In persons with Ebstein anomaly, the leaflets are placed deep in the right ventricle instead of the normal position. The leaflets are often larger than normal. The defect most often causes the valve to work poorly, and blood may go the wrong way. Instead of flowing out to the lungs, the blood flows back into the right atrium. The backup of blood flow can lead to heart enlargement and fluid buildup in the body. There may be narrowing of the valve that leads to the lungs (pulmonary valve).
In many cases, patients also have a hole in the wall separating the heart's two upper chambers (atrial septal defect) and blood flow across this hole may cause oxygen-poor blood to go to the body.

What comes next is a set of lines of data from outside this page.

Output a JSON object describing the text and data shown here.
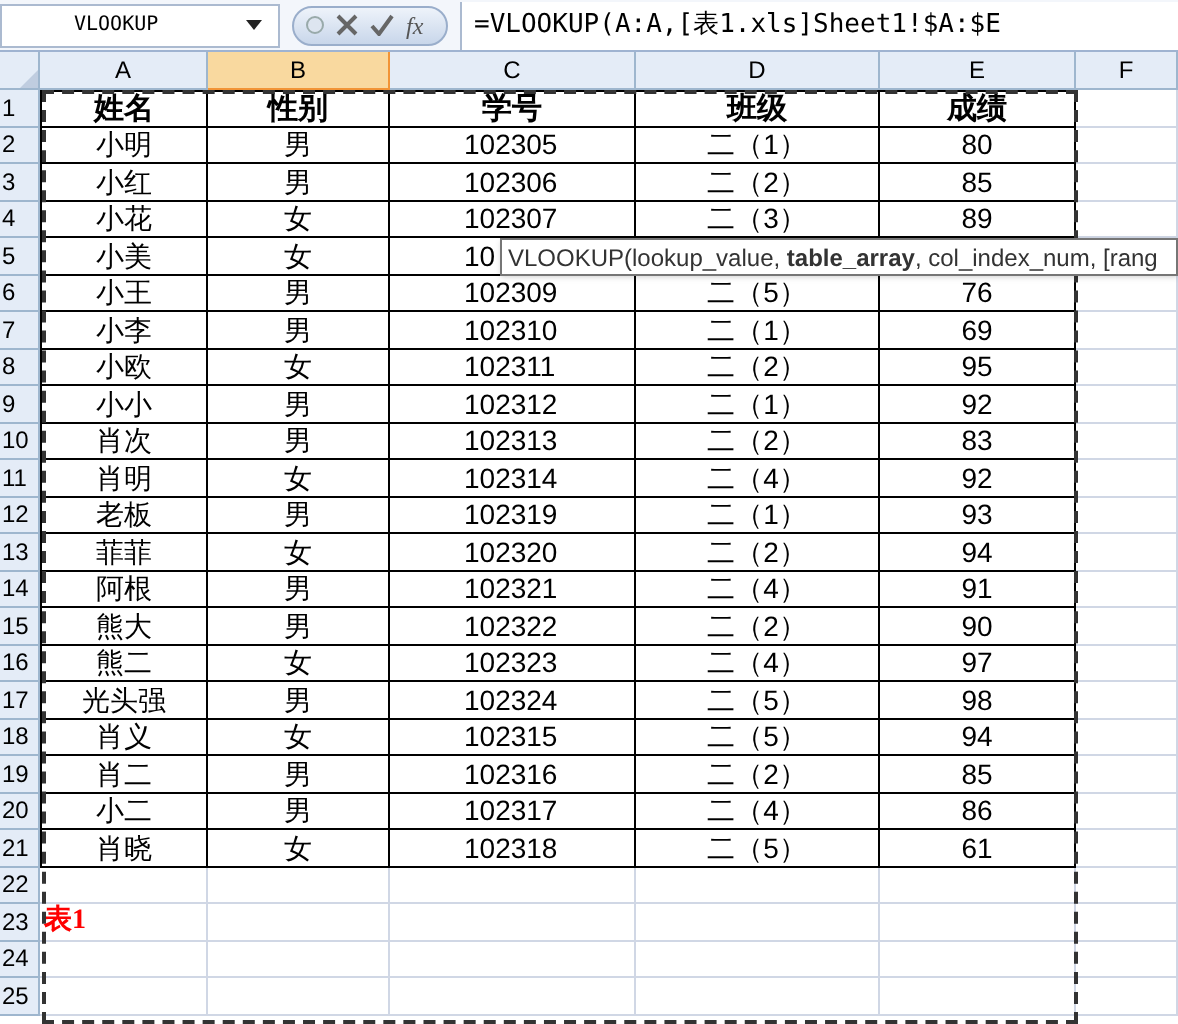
{
  "name_box": "VLOOKUP",
  "function_button": "fx",
  "formula": "=VLOOKUP(A:A,[表1.xls]Sheet1!$A:$E",
  "columns": [
    {
      "label": "A",
      "selected": false
    },
    {
      "label": "B",
      "selected": true
    },
    {
      "label": "C",
      "selected": false
    },
    {
      "label": "D",
      "selected": false
    },
    {
      "label": "E",
      "selected": false
    },
    {
      "label": "F",
      "selected": false
    }
  ],
  "rows": [
    {
      "number": "1",
      "kind": "header",
      "cells": [
        "姓名",
        "性别",
        "学号",
        "班级",
        "成绩"
      ]
    },
    {
      "number": "2",
      "kind": "data",
      "cells": [
        "小明",
        "男",
        "102305",
        "二（1）",
        "80"
      ]
    },
    {
      "number": "3",
      "kind": "data",
      "cells": [
        "小红",
        "男",
        "102306",
        "二（2）",
        "85"
      ]
    },
    {
      "number": "4",
      "kind": "data",
      "cells": [
        "小花",
        "女",
        "102307",
        "二（3）",
        "89"
      ]
    },
    {
      "number": "5",
      "kind": "data",
      "cells": [
        "小美",
        "女",
        "10"
      ]
    },
    {
      "number": "6",
      "kind": "data",
      "cells": [
        "小王",
        "男",
        "102309",
        "二（5）",
        "76"
      ]
    },
    {
      "number": "7",
      "kind": "data",
      "cells": [
        "小李",
        "男",
        "102310",
        "二（1）",
        "69"
      ]
    },
    {
      "number": "8",
      "kind": "data",
      "cells": [
        "小欧",
        "女",
        "102311",
        "二（2）",
        "95"
      ]
    },
    {
      "number": "9",
      "kind": "data",
      "cells": [
        "小小",
        "男",
        "102312",
        "二（1）",
        "92"
      ]
    },
    {
      "number": "10",
      "kind": "data",
      "cells": [
        "肖次",
        "男",
        "102313",
        "二（2）",
        "83"
      ]
    },
    {
      "number": "11",
      "kind": "data",
      "cells": [
        "肖明",
        "女",
        "102314",
        "二（4）",
        "92"
      ]
    },
    {
      "number": "12",
      "kind": "data",
      "cells": [
        "老板",
        "男",
        "102319",
        "二（1）",
        "93"
      ]
    },
    {
      "number": "13",
      "kind": "data",
      "cells": [
        "菲菲",
        "女",
        "102320",
        "二（2）",
        "94"
      ]
    },
    {
      "number": "14",
      "kind": "data",
      "cells": [
        "阿根",
        "男",
        "102321",
        "二（4）",
        "91"
      ]
    },
    {
      "number": "15",
      "kind": "data",
      "cells": [
        "熊大",
        "男",
        "102322",
        "二（2）",
        "90"
      ]
    },
    {
      "number": "16",
      "kind": "data",
      "cells": [
        "熊二",
        "女",
        "102323",
        "二（4）",
        "97"
      ]
    },
    {
      "number": "17",
      "kind": "data",
      "cells": [
        "光头强",
        "男",
        "102324",
        "二（5）",
        "98"
      ]
    },
    {
      "number": "18",
      "kind": "data",
      "cells": [
        "肖义",
        "女",
        "102315",
        "二（5）",
        "94"
      ]
    },
    {
      "number": "19",
      "kind": "data",
      "cells": [
        "肖二",
        "男",
        "102316",
        "二（2）",
        "85"
      ]
    },
    {
      "number": "20",
      "kind": "data",
      "cells": [
        "小二",
        "男",
        "102317",
        "二（4）",
        "86"
      ]
    },
    {
      "number": "21",
      "kind": "data",
      "cells": [
        "肖晓",
        "女",
        "102318",
        "二（5）",
        "61"
      ]
    },
    {
      "number": "22",
      "kind": "blank",
      "cells": []
    },
    {
      "number": "23",
      "kind": "note",
      "cells": [
        "表1"
      ]
    },
    {
      "number": "24",
      "kind": "blank",
      "cells": []
    },
    {
      "number": "25",
      "kind": "blank",
      "cells": []
    }
  ],
  "tooltip": "VLOOKUP(lookup_value, **table_array**, col_index_num, [rang"
}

This can cause cyanosis, a blue tint to the skin caused by oxygen-poor blood.
Clinical Features: Mild forms of Ebstein's anomaly may not cause symptoms until later in adulthood. If signs and symptoms are present, they may include:
- Shortness of breath, especially with exertion

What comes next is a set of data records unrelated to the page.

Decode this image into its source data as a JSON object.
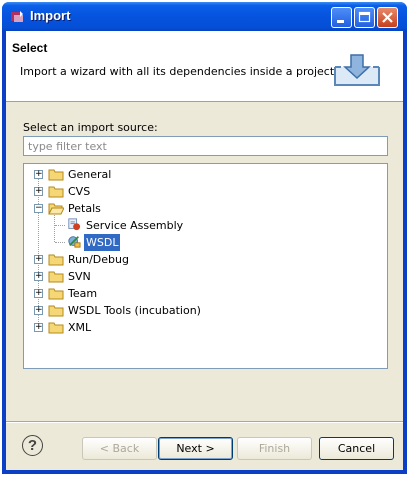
{
  "window": {
    "title": "Import"
  },
  "header": {
    "title": "Select",
    "description": "Import a wizard with all its dependencies inside a project"
  },
  "source": {
    "label": "Select an import source:",
    "filter_placeholder": "type filter text"
  },
  "tree": {
    "items": [
      {
        "label": "General",
        "expanded": false,
        "icon": "folder-icon"
      },
      {
        "label": "CVS",
        "expanded": false,
        "icon": "folder-icon"
      },
      {
        "label": "Petals",
        "expanded": true,
        "icon": "folder-open-icon"
      },
      {
        "label": "Service Assembly",
        "icon": "service-assembly-icon"
      },
      {
        "label": "WSDL",
        "icon": "wsdl-icon",
        "selected": true
      },
      {
        "label": "Run/Debug",
        "expanded": false,
        "icon": "folder-icon"
      },
      {
        "label": "SVN",
        "expanded": false,
        "icon": "folder-icon"
      },
      {
        "label": "Team",
        "expanded": false,
        "icon": "folder-icon"
      },
      {
        "label": "WSDL Tools (incubation)",
        "expanded": false,
        "icon": "folder-icon"
      },
      {
        "label": "XML",
        "expanded": false,
        "icon": "folder-icon"
      }
    ]
  },
  "buttons": {
    "back": "< Back",
    "next": "Next >",
    "finish": "Finish",
    "cancel": "Cancel"
  },
  "colors": {
    "titlebar": "#0653de",
    "selection": "#316ac5",
    "dialog_bg": "#ece9d8"
  }
}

- Heart palpitations or abnormal heart rhythms (arrhythmias)
- A bluish discoloration of the lips and skin caused by low oxygen (cyanosis)
Diagnosis: On history and physical examination if Ebstein anomaly is suspected following workup help in the diagnosis:
1. Echocardiogram: is often used to diagnose many of the congenital heart defects including Ebstein anomaly.
2. Chest X ray: will reveal an enlarged heart (see picture above)
3. ECG: About 50% of individuals with Ebstein's anomaly have evidence of Wolff-Parkinson-White syndrome, secondary to the atrialized right ventricular tissue.
4. Cardiac MRI; may help determine the severity of the condition and give a detailed view of the tricuspid valve.
Management: Treatment depends on the severity of the defect and the specific symptoms. Medical care may include:
- Medications to help with heart failure, such as diuretics
- Oxygen and other breathing support
- Surgery to correct the valve
- Replacement of the tricuspid valve. This may be needed for children who continue to worsen or who have more serious complications.